[AVAILABLE DATA — start]
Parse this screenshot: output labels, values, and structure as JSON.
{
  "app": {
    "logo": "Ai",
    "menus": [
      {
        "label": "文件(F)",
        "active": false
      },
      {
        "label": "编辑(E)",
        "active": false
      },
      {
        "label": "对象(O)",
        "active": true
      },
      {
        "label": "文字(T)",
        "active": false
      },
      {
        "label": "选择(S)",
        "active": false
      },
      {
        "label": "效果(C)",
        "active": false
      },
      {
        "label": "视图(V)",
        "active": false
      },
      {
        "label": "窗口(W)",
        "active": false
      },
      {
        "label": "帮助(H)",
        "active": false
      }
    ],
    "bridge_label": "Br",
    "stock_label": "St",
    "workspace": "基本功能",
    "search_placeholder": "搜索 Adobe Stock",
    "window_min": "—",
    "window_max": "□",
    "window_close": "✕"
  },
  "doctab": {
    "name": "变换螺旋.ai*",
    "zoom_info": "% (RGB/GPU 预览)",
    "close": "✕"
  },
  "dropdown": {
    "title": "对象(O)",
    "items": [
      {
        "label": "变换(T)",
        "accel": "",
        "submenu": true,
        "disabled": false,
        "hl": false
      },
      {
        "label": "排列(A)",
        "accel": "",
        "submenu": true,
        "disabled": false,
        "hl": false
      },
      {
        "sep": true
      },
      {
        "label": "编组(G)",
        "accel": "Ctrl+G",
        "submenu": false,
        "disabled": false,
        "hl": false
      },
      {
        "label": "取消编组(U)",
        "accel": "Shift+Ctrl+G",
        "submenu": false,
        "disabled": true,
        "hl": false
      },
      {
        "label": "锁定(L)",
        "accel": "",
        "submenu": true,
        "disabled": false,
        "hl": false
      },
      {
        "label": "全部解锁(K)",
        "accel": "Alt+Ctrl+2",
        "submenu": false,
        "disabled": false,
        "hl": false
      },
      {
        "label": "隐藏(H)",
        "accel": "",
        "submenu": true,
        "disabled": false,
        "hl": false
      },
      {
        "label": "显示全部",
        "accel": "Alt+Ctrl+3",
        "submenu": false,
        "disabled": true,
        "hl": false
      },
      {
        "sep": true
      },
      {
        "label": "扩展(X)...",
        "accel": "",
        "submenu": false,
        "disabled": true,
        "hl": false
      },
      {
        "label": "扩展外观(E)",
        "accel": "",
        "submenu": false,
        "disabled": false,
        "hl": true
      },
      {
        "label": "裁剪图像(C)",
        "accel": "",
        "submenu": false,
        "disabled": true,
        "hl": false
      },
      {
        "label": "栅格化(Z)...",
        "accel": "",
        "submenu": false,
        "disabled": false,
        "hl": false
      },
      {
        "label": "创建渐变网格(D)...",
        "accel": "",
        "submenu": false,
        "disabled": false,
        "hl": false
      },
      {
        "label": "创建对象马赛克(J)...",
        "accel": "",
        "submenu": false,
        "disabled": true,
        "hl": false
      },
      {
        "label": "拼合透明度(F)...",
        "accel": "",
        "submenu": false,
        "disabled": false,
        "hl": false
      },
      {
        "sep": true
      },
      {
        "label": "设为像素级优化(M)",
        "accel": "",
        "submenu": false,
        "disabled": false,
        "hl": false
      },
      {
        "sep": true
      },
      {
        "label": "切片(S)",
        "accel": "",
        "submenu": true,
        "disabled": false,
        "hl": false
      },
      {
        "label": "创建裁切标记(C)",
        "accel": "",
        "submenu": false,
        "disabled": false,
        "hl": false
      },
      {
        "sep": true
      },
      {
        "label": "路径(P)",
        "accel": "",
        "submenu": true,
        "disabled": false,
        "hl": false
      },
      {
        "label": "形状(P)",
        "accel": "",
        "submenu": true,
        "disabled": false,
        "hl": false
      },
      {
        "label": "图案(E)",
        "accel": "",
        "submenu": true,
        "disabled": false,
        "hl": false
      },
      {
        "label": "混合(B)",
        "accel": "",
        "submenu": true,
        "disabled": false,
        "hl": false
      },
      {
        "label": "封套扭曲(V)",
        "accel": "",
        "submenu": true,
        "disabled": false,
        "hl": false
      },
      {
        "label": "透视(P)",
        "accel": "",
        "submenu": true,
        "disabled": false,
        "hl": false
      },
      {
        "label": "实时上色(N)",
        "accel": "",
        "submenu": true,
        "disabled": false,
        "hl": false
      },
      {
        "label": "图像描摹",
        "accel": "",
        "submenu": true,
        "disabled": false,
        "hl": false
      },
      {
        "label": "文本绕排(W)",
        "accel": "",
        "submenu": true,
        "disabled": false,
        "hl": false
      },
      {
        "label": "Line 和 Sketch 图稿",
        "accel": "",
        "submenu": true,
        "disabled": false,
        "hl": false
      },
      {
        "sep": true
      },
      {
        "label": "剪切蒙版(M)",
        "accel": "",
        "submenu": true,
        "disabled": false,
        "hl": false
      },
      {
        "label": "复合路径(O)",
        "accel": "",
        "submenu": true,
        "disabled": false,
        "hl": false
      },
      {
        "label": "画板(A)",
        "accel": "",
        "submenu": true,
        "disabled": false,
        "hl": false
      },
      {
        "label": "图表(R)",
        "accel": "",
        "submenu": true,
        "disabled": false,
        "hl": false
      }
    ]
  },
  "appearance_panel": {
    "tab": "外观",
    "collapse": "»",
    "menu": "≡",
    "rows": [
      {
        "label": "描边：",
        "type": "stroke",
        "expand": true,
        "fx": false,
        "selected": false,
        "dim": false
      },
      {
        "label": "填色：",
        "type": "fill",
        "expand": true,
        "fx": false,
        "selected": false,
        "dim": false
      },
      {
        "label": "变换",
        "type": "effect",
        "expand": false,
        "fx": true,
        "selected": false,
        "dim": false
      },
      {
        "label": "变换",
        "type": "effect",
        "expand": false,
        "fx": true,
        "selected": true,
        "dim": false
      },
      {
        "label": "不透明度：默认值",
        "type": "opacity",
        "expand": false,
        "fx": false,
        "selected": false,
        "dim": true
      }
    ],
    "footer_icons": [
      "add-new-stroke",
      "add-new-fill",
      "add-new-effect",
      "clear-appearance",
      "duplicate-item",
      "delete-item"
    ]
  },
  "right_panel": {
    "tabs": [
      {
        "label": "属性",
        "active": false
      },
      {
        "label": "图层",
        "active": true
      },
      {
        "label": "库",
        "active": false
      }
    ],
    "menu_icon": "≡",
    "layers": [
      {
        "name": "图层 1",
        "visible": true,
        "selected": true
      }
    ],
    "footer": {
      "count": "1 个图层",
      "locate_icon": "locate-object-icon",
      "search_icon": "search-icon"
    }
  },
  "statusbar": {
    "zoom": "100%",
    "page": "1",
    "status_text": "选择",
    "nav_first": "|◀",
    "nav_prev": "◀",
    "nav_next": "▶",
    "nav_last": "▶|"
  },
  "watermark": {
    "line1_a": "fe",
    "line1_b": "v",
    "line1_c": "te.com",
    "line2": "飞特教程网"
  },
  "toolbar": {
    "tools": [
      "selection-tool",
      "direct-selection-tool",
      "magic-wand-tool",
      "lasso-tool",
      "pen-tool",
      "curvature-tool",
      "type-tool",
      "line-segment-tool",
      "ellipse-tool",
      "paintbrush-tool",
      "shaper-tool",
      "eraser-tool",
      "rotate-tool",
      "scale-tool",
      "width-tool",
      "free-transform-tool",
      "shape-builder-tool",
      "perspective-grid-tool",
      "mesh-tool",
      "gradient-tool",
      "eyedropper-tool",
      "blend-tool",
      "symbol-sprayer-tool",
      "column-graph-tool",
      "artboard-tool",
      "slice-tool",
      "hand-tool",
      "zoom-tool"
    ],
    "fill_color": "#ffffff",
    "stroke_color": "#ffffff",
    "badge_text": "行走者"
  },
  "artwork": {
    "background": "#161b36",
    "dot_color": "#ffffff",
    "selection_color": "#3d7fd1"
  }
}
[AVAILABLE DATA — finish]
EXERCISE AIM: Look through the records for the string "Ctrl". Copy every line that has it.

WRITTEN RESPONSE:
        "accel": "Ctrl+G",
        "accel": "Shift+Ctrl+G",
        "accel": "Alt+Ctrl+2",
        "accel": "Alt+Ctrl+3",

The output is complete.